Problem: Copy, from the data below, every line that has "this" in it.

BEGIN Data supplied

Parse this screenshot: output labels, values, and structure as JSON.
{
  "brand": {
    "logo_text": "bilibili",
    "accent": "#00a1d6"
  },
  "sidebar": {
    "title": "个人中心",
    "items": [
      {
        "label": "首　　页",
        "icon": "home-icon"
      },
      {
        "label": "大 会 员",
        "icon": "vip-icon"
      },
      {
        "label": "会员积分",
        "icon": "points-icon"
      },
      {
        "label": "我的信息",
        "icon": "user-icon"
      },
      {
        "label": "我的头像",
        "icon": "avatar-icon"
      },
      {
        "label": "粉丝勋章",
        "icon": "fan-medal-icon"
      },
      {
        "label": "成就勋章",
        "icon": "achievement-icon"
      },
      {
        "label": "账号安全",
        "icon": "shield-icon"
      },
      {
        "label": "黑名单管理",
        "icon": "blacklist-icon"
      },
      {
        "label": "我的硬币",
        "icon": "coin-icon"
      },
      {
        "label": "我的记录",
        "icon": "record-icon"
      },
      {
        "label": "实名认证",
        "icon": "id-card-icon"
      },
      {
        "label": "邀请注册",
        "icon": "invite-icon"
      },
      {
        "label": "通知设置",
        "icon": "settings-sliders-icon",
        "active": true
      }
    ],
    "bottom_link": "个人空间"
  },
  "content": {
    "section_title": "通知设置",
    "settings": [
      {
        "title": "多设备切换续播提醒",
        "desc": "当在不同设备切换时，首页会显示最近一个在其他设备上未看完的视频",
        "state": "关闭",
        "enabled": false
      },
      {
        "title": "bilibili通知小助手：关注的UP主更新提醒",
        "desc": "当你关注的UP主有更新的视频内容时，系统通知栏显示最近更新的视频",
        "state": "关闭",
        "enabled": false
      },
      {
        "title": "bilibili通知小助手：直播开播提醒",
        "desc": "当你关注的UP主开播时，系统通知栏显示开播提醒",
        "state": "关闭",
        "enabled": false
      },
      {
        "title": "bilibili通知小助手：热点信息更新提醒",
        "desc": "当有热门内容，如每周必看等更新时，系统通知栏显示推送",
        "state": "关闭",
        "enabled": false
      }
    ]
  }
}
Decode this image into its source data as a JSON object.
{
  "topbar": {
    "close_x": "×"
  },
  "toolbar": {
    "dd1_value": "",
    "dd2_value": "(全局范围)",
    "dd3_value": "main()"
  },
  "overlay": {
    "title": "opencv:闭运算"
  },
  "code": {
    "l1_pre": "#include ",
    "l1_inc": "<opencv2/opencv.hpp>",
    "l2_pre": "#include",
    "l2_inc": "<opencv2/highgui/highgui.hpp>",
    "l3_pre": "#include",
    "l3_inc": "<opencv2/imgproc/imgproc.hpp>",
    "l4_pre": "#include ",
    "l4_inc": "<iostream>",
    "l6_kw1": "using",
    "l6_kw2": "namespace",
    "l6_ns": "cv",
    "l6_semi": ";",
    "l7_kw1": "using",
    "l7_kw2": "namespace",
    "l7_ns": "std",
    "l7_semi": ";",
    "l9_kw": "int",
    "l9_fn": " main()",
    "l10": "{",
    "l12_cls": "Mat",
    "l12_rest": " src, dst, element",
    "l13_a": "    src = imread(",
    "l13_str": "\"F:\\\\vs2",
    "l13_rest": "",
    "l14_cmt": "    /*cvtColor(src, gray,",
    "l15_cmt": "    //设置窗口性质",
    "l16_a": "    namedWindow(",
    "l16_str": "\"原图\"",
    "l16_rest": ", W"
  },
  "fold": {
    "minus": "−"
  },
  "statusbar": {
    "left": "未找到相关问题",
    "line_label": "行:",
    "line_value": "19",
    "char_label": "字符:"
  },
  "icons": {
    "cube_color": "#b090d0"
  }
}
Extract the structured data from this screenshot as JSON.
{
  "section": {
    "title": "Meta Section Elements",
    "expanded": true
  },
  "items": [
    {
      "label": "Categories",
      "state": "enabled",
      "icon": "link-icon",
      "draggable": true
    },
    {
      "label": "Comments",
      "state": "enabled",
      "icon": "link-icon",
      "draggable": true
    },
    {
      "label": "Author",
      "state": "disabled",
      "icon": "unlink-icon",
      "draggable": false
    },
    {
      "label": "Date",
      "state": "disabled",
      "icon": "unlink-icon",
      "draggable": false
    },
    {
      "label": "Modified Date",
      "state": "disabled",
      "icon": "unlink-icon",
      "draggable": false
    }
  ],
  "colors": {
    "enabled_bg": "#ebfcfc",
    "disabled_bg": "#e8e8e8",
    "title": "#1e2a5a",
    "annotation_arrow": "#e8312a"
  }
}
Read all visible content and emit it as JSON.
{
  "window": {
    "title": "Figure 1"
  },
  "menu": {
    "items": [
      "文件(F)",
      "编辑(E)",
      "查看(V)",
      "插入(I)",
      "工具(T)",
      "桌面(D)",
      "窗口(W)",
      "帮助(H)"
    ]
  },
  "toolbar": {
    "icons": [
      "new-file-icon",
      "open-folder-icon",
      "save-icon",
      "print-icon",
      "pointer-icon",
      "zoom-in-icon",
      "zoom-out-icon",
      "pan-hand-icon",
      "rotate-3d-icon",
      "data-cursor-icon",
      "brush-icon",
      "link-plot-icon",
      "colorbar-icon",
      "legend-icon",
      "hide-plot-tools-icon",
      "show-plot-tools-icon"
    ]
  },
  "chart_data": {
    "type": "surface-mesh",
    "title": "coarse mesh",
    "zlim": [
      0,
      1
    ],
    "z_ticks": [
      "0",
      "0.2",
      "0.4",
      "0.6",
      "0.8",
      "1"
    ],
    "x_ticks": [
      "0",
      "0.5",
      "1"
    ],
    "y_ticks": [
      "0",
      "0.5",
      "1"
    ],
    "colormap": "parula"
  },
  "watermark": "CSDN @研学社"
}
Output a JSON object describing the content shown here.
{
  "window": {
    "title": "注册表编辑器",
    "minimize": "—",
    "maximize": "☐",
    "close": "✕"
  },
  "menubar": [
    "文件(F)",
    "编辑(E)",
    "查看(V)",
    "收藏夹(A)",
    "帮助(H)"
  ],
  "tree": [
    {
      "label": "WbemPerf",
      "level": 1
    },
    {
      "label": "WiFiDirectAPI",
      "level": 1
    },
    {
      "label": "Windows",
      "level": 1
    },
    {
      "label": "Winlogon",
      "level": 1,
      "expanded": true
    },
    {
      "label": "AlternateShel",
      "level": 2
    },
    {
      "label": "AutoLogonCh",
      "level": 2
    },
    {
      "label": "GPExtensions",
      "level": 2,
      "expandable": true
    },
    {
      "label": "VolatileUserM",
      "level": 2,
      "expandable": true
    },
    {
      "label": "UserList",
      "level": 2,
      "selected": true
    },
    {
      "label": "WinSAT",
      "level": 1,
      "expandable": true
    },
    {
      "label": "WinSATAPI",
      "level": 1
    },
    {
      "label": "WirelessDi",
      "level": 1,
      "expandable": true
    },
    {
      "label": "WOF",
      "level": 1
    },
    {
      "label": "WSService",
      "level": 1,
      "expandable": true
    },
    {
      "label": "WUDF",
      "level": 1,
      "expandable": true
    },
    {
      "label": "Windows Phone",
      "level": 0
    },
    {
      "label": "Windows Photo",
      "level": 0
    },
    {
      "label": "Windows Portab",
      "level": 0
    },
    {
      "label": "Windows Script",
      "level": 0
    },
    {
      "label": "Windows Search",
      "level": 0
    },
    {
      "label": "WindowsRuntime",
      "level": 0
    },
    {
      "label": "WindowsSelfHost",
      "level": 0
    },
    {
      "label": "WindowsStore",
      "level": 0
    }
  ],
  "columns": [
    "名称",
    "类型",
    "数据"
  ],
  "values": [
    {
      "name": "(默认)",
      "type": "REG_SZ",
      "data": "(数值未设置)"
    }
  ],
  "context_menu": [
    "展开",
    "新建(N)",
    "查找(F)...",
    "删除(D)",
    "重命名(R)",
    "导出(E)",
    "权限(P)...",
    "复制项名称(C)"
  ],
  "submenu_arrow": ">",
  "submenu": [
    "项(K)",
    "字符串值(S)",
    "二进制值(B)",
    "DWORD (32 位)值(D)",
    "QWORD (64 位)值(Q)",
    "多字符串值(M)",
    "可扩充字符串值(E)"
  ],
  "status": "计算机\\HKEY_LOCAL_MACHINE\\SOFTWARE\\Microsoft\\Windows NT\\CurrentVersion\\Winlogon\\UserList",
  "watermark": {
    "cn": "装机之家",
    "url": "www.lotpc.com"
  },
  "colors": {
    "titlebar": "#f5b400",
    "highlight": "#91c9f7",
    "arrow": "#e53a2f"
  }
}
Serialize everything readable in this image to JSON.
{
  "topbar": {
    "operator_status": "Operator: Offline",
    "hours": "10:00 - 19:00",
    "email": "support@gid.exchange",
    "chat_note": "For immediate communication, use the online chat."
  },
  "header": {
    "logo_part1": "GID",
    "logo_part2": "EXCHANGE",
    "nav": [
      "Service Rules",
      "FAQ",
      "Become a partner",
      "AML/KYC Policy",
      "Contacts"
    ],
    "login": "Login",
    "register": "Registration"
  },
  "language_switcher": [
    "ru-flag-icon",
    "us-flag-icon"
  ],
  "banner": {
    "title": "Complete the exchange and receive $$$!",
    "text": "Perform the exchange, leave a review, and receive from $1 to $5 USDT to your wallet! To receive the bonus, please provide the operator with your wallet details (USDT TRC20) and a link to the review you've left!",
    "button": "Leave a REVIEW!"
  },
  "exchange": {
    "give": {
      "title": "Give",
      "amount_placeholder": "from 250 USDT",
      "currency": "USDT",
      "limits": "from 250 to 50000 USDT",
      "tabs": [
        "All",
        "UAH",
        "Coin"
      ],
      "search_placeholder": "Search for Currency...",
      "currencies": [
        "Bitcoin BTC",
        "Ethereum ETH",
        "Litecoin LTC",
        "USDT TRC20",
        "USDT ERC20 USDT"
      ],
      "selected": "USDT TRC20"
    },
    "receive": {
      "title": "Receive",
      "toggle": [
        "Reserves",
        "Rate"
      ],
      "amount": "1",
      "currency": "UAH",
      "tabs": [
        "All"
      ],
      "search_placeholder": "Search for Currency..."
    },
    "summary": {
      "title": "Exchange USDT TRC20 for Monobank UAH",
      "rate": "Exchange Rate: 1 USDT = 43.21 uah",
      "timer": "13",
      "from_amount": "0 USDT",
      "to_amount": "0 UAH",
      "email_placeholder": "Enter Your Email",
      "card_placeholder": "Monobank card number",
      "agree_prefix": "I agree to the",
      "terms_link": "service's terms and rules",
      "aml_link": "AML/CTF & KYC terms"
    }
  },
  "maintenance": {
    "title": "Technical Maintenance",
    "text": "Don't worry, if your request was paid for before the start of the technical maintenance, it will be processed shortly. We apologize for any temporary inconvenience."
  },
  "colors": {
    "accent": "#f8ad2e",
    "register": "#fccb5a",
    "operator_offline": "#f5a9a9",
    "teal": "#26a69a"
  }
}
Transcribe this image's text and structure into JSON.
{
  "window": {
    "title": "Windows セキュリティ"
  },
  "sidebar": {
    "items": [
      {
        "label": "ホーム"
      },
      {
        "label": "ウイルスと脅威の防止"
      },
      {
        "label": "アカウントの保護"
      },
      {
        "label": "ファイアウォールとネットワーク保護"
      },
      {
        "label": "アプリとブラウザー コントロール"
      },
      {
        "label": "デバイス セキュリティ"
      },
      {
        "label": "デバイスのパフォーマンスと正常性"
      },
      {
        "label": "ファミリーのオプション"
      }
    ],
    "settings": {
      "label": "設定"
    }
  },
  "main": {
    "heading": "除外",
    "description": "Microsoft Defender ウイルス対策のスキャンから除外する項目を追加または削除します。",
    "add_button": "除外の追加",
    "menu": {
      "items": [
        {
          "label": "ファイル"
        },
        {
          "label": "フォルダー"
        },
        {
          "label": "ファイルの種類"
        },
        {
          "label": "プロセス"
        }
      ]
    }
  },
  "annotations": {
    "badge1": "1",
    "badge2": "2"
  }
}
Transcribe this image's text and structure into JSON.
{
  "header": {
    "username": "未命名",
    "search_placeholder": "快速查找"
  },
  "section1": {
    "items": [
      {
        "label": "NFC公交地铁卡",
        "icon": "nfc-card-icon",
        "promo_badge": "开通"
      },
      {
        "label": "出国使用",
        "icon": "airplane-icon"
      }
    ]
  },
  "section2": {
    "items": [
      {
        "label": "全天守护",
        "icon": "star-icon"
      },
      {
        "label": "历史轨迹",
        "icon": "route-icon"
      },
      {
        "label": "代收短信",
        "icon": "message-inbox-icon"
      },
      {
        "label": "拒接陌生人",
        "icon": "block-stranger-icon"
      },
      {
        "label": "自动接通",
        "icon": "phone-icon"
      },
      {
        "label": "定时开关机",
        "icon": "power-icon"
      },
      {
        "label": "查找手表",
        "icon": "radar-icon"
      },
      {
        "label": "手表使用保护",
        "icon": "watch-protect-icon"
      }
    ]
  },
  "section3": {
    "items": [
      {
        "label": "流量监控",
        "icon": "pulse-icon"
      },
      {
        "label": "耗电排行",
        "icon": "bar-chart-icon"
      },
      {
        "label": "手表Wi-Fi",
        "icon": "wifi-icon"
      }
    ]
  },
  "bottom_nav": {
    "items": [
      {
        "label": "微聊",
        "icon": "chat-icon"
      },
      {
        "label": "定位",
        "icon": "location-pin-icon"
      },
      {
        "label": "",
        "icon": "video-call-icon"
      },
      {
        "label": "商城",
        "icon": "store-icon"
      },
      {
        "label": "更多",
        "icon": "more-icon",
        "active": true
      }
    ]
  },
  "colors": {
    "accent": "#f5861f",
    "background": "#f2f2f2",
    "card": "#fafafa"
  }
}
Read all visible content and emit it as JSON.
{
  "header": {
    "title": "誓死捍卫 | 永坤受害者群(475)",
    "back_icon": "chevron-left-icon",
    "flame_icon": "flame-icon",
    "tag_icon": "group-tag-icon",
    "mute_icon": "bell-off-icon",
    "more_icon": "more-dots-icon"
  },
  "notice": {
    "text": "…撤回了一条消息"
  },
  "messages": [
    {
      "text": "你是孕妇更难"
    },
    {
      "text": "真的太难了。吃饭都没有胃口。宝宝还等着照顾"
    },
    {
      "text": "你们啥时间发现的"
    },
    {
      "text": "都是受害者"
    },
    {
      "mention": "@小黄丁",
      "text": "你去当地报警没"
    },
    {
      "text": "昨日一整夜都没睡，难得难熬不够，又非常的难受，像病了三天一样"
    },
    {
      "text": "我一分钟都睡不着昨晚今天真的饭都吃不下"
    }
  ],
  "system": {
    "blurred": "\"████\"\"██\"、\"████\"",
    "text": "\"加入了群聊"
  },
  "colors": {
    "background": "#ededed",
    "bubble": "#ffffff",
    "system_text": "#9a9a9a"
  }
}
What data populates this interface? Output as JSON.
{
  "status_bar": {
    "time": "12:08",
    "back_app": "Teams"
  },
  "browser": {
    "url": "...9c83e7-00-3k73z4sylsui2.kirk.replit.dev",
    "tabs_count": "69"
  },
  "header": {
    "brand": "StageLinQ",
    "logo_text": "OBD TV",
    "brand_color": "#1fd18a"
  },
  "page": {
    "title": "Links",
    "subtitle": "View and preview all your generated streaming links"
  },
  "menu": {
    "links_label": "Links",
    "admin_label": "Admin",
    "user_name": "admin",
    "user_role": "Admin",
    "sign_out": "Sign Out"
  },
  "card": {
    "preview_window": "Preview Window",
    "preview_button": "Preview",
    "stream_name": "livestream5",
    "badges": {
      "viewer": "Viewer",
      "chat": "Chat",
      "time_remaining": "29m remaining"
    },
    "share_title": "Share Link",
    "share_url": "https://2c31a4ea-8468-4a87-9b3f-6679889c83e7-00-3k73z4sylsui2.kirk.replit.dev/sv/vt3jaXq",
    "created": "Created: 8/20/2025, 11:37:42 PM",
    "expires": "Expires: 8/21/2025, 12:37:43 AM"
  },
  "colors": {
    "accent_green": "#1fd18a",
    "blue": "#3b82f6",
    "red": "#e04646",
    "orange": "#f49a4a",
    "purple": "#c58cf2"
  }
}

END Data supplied

Exercise result:
Parse this screenshot: output labels, values, and structure as JSON.
Decode this image into its source data as a JSON object.
Extract the structured data from this screenshot as JSON.
Serialize everything readable in this image to JSON.
Transcribe this image's text and structure into JSON.
Transcribe this image's text and structure into JSON.
What data populates this interface? Output as JSON.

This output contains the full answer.